++++ PROVIDED DATA ++++
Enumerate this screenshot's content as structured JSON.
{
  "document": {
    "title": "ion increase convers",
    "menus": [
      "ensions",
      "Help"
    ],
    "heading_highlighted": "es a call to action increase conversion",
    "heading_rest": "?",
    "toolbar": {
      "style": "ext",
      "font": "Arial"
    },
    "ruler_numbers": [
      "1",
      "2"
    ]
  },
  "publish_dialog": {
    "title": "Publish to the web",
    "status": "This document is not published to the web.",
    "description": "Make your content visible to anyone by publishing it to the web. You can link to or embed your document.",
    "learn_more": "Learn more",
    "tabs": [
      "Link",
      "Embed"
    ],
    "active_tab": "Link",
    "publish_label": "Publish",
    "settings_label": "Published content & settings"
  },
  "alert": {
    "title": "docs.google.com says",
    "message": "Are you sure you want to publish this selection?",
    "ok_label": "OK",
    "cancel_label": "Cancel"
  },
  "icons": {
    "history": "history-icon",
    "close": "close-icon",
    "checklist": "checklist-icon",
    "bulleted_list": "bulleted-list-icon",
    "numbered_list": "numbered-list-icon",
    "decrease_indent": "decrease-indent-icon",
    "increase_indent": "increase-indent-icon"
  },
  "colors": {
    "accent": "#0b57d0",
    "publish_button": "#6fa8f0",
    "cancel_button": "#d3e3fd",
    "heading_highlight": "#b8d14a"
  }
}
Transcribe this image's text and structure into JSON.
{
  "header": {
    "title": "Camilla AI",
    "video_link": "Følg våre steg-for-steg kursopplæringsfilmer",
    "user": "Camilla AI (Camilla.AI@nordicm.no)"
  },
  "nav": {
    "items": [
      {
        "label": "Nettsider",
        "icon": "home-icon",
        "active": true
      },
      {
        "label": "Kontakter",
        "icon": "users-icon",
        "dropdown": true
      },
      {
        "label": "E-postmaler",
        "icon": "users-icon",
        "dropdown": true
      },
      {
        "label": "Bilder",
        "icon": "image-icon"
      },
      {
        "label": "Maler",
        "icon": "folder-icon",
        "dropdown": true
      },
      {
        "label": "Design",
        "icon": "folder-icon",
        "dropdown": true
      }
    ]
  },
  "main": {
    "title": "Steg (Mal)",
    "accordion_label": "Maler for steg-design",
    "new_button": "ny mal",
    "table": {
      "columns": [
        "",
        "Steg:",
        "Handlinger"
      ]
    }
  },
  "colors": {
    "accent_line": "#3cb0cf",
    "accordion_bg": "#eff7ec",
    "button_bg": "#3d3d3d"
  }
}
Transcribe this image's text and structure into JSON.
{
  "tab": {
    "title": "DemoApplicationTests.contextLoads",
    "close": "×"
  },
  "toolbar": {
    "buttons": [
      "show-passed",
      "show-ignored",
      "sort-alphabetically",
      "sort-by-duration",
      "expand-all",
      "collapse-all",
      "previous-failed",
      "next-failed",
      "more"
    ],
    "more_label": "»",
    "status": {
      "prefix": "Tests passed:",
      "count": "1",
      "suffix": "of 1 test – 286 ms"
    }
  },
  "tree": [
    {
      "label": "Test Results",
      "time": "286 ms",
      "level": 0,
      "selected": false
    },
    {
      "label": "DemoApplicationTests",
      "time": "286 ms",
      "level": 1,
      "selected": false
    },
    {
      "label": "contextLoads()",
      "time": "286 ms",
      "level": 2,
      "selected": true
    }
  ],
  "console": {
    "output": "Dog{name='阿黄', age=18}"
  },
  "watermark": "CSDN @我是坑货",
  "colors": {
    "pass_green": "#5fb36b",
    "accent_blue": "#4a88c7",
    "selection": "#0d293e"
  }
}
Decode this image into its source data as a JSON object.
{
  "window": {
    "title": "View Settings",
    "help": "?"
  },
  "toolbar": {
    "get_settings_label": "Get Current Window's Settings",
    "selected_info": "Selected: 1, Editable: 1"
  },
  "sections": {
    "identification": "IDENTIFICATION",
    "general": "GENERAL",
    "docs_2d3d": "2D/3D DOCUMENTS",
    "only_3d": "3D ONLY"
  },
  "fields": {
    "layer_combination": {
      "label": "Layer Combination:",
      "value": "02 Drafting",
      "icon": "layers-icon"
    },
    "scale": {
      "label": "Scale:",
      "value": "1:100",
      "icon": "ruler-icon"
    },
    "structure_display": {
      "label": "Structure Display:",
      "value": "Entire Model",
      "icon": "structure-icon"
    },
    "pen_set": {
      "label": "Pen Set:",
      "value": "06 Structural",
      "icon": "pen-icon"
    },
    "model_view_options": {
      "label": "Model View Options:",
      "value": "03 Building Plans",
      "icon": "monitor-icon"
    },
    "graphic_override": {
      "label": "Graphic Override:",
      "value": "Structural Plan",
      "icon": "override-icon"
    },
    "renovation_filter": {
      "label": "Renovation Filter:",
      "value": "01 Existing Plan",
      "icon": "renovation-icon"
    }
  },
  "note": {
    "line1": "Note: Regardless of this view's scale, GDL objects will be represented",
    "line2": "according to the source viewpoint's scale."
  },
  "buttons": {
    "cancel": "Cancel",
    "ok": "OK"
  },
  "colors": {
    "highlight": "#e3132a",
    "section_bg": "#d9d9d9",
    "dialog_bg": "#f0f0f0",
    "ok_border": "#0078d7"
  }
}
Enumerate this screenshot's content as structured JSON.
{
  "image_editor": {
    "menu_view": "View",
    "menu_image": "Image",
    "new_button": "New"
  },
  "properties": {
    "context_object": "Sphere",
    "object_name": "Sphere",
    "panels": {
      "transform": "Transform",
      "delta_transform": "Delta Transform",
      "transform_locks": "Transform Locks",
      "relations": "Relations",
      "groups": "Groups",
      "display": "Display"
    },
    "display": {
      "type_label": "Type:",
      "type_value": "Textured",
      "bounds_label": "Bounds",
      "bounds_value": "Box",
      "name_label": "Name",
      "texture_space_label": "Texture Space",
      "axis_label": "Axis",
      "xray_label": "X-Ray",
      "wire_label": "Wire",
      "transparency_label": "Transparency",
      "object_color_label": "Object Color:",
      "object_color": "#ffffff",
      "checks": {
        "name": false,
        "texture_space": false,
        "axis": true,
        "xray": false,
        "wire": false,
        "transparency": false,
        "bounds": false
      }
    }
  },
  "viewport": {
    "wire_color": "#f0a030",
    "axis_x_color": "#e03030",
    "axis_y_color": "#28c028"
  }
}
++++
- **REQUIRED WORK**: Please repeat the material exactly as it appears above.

- **TASK ANSWER**:
Enumerate this screenshot's content as structured JSON.
{
  "document": {
    "title": "ion increase convers",
    "menus": [
      "ensions",
      "Help"
    ],
    "heading_highlighted": "es a call to action increase conversion",
    "heading_rest": "?",
    "toolbar": {
      "style": "ext",
      "font": "Arial"
    },
    "ruler_numbers": [
      "1",
      "2"
    ]
  },
  "publish_dialog": {
    "title": "Publish to the web",
    "status": "This document is not published to the web.",
    "description": "Make your content visible to anyone by publishing it to the web. You can link to or embed your document.",
    "learn_more": "Learn more",
    "tabs": [
      "Link",
      "Embed"
    ],
    "active_tab": "Link",
    "publish_label": "Publish",
    "settings_label": "Published content & settings"
  },
  "alert": {
    "title": "docs.google.com says",
    "message": "Are you sure you want to publish this selection?",
    "ok_label": "OK",
    "cancel_label": "Cancel"
  },
  "icons": {
    "history": "history-icon",
    "close": "close-icon",
    "checklist": "checklist-icon",
    "bulleted_list": "bulleted-list-icon",
    "numbered_list": "numbered-list-icon",
    "decrease_indent": "decrease-indent-icon",
    "increase_indent": "increase-indent-icon"
  },
  "colors": {
    "accent": "#0b57d0",
    "publish_button": "#6fa8f0",
    "cancel_button": "#d3e3fd",
    "heading_highlight": "#b8d14a"
  }
}
Transcribe this image's text and structure into JSON.
{
  "header": {
    "title": "Camilla AI",
    "video_link": "Følg våre steg-for-steg kursopplæringsfilmer",
    "user": "Camilla AI (Camilla.AI@nordicm.no)"
  },
  "nav": {
    "items": [
      {
        "label": "Nettsider",
        "icon": "home-icon",
        "active": true
      },
      {
        "label": "Kontakter",
        "icon": "users-icon",
        "dropdown": true
      },
      {
        "label": "E-postmaler",
        "icon": "users-icon",
        "dropdown": true
      },
      {
        "label": "Bilder",
        "icon": "image-icon"
      },
      {
        "label": "Maler",
        "icon": "folder-icon",
        "dropdown": true
      },
      {
        "label": "Design",
        "icon": "folder-icon",
        "dropdown": true
      }
    ]
  },
  "main": {
    "title": "Steg (Mal)",
    "accordion_label": "Maler for steg-design",
    "new_button": "ny mal",
    "table": {
      "columns": [
        "",
        "Steg:",
        "Handlinger"
      ]
    }
  },
  "colors": {
    "accent_line": "#3cb0cf",
    "accordion_bg": "#eff7ec",
    "button_bg": "#3d3d3d"
  }
}
Transcribe this image's text and structure into JSON.
{
  "tab": {
    "title": "DemoApplicationTests.contextLoads",
    "close": "×"
  },
  "toolbar": {
    "buttons": [
      "show-passed",
      "show-ignored",
      "sort-alphabetically",
      "sort-by-duration",
      "expand-all",
      "collapse-all",
      "previous-failed",
      "next-failed",
      "more"
    ],
    "more_label": "»",
    "status": {
      "prefix": "Tests passed:",
      "count": "1",
      "suffix": "of 1 test – 286 ms"
    }
  },
  "tree": [
    {
      "label": "Test Results",
      "time": "286 ms",
      "level": 0,
      "selected": false
    },
    {
      "label": "DemoApplicationTests",
      "time": "286 ms",
      "level": 1,
      "selected": false
    },
    {
      "label": "contextLoads()",
      "time": "286 ms",
      "level": 2,
      "selected": true
    }
  ],
  "console": {
    "output": "Dog{name='阿黄', age=18}"
  },
  "watermark": "CSDN @我是坑货",
  "colors": {
    "pass_green": "#5fb36b",
    "accent_blue": "#4a88c7",
    "selection": "#0d293e"
  }
}
Decode this image into its source data as a JSON object.
{
  "window": {
    "title": "View Settings",
    "help": "?"
  },
  "toolbar": {
    "get_settings_label": "Get Current Window's Settings",
    "selected_info": "Selected: 1, Editable: 1"
  },
  "sections": {
    "identification": "IDENTIFICATION",
    "general": "GENERAL",
    "docs_2d3d": "2D/3D DOCUMENTS",
    "only_3d": "3D ONLY"
  },
  "fields": {
    "layer_combination": {
      "label": "Layer Combination:",
      "value": "02 Drafting",
      "icon": "layers-icon"
    },
    "scale": {
      "label": "Scale:",
      "value": "1:100",
      "icon": "ruler-icon"
    },
    "structure_display": {
      "label": "Structure Display:",
      "value": "Entire Model",
      "icon": "structure-icon"
    },
    "pen_set": {
      "label": "Pen Set:",
      "value": "06 Structural",
      "icon": "pen-icon"
    },
    "model_view_options": {
      "label": "Model View Options:",
      "value": "03 Building Plans",
      "icon": "monitor-icon"
    },
    "graphic_override": {
      "label": "Graphic Override:",
      "value": "Structural Plan",
      "icon": "override-icon"
    },
    "renovation_filter": {
      "label": "Renovation Filter:",
      "value": "01 Existing Plan",
      "icon": "renovation-icon"
    }
  },
  "note": {
    "line1": "Note: Regardless of this view's scale, GDL objects will be represented",
    "line2": "according to the source viewpoint's scale."
  },
  "buttons": {
    "cancel": "Cancel",
    "ok": "OK"
  },
  "colors": {
    "highlight": "#e3132a",
    "section_bg": "#d9d9d9",
    "dialog_bg": "#f0f0f0",
    "ok_border": "#0078d7"
  }
}
Enumerate this screenshot's content as structured JSON.
{
  "image_editor": {
    "menu_view": "View",
    "menu_image": "Image",
    "new_button": "New"
  },
  "properties": {
    "context_object": "Sphere",
    "object_name": "Sphere",
    "panels": {
      "transform": "Transform",
      "delta_transform": "Delta Transform",
      "transform_locks": "Transform Locks",
      "relations": "Relations",
      "groups": "Groups",
      "display": "Display"
    },
    "display": {
      "type_label": "Type:",
      "type_value": "Textured",
      "bounds_label": "Bounds",
      "bounds_value": "Box",
      "name_label": "Name",
      "texture_space_label": "Texture Space",
      "axis_label": "Axis",
      "xray_label": "X-Ray",
      "wire_label": "Wire",
      "transparency_label": "Transparency",
      "object_color_label": "Object Color:",
      "object_color": "#ffffff",
      "checks": {
        "name": false,
        "texture_space": false,
        "axis": true,
        "xray": false,
        "wire": false,
        "transparency": false,
        "bounds": false
      }
    }
  },
  "viewport": {
    "wire_color": "#f0a030",
    "axis_x_color": "#e03030",
    "axis_y_color": "#28c028"
  }
}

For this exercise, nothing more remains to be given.